[Opening RECORDS TO USE section]
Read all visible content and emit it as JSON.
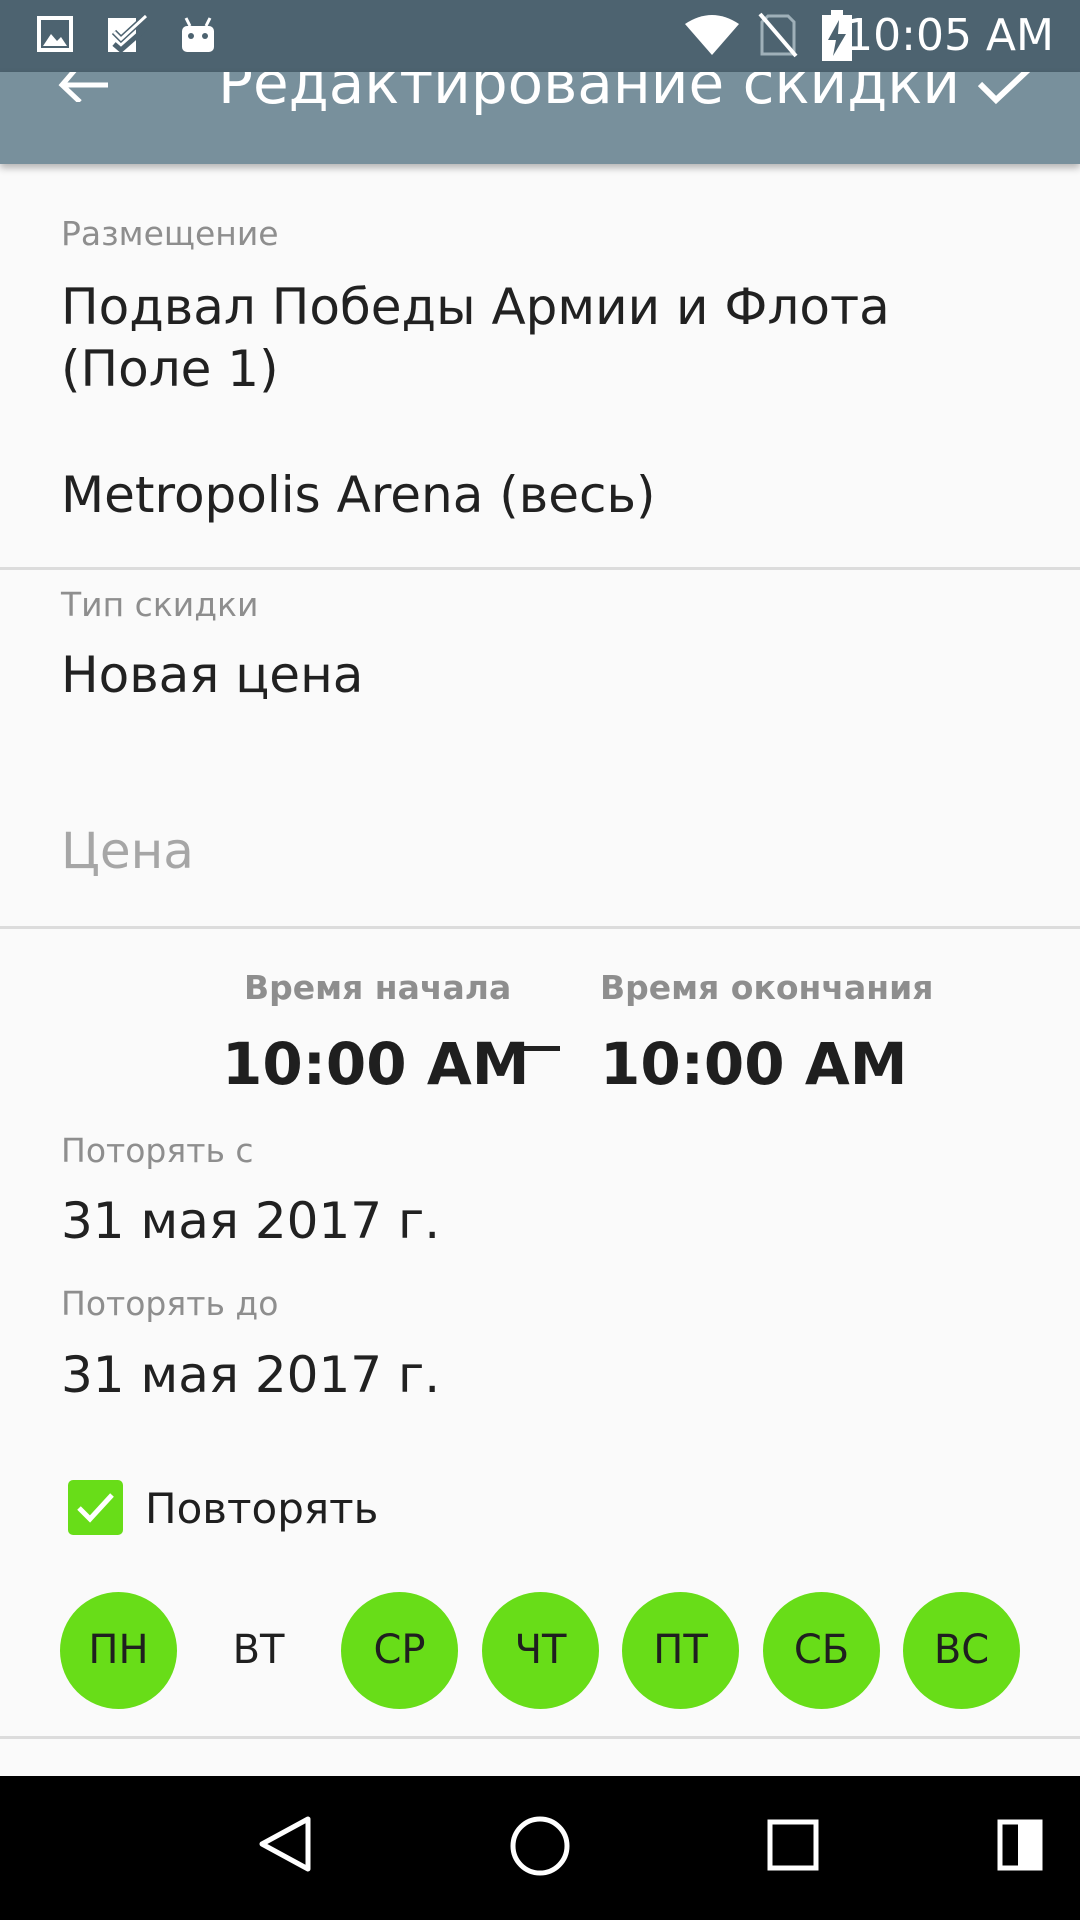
{
  "status_bar": {
    "time": "10:05 AM",
    "left_icons": [
      "image-icon",
      "checklist-icon",
      "android-icon"
    ],
    "right_icons": [
      "wifi-icon",
      "no-sim-icon",
      "battery-charging-icon"
    ]
  },
  "toolbar": {
    "title": "Редактирование скидки",
    "back_icon": "arrow-back-icon",
    "save_icon": "check-icon"
  },
  "placement": {
    "label": "Размещение",
    "options": [
      "Подвал Победы Армии и Флота",
      "(Поле 1)",
      "Metropolis Arena (весь)"
    ]
  },
  "discount_type": {
    "label": "Тип скидки",
    "value": "Новая цена"
  },
  "price": {
    "placeholder": "Цена",
    "value": ""
  },
  "time_range": {
    "start_label": "Время начала",
    "start_value": "10:00 AM",
    "end_label": "Время окончания",
    "end_value": "10:00 AM"
  },
  "repeat_from": {
    "label": "Поторять с",
    "value": "31 мая 2017 г."
  },
  "repeat_until": {
    "label": "Поторять до",
    "value": "31 мая 2017 г."
  },
  "repeat": {
    "label": "Повторять",
    "checked": true
  },
  "weekdays": [
    {
      "label": "ПН",
      "selected": true
    },
    {
      "label": "ВТ",
      "selected": false
    },
    {
      "label": "СР",
      "selected": true
    },
    {
      "label": "ЧТ",
      "selected": true
    },
    {
      "label": "ПТ",
      "selected": true
    },
    {
      "label": "СБ",
      "selected": true
    },
    {
      "label": "ВС",
      "selected": true
    }
  ],
  "colors": {
    "status_bar": "#4d6370",
    "toolbar": "#78909c",
    "accent": "#68dd18",
    "background": "#fafafa"
  },
  "nav_bar": {
    "icons": [
      "back-triangle-icon",
      "home-circle-icon",
      "recents-square-icon",
      "split-screen-icon"
    ]
  }
}
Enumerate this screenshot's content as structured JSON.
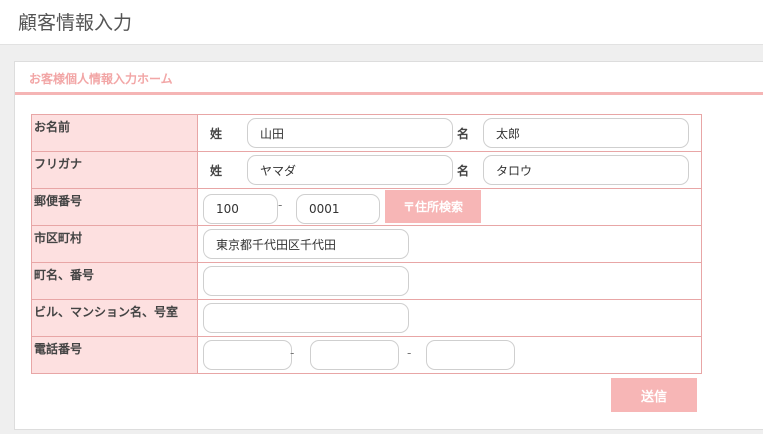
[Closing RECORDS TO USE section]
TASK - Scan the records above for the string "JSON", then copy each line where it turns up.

RESULT BELOW -
Read all visible content and emit it as JSON.
Enumerate this screenshot's content as structured JSON.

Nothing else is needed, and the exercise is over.